> [Your task]: Which lines below include the string "title"? Please show each one.

> [Supplied material]:
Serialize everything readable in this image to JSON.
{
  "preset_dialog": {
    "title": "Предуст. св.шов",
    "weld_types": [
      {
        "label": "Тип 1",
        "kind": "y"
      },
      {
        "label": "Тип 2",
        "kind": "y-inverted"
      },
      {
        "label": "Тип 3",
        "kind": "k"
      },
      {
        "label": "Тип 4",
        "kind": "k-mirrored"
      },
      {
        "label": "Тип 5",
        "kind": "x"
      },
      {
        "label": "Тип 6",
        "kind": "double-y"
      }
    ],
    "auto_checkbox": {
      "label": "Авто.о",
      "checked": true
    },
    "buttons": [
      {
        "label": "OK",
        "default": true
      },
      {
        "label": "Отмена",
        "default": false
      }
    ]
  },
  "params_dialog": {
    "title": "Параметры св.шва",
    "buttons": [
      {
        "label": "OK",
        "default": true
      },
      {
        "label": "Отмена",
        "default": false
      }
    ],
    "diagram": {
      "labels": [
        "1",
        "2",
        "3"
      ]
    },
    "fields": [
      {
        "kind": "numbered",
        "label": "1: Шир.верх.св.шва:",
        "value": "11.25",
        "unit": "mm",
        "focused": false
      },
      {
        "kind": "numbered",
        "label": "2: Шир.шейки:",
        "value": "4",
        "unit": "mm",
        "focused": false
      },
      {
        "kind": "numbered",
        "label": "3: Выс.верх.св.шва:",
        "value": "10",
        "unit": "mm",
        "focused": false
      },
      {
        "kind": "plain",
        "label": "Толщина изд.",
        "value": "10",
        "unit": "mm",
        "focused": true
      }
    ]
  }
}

> [Result for this exercise]:
    "title": "Предуст. св.шов",
    "title": "Параметры св.шва",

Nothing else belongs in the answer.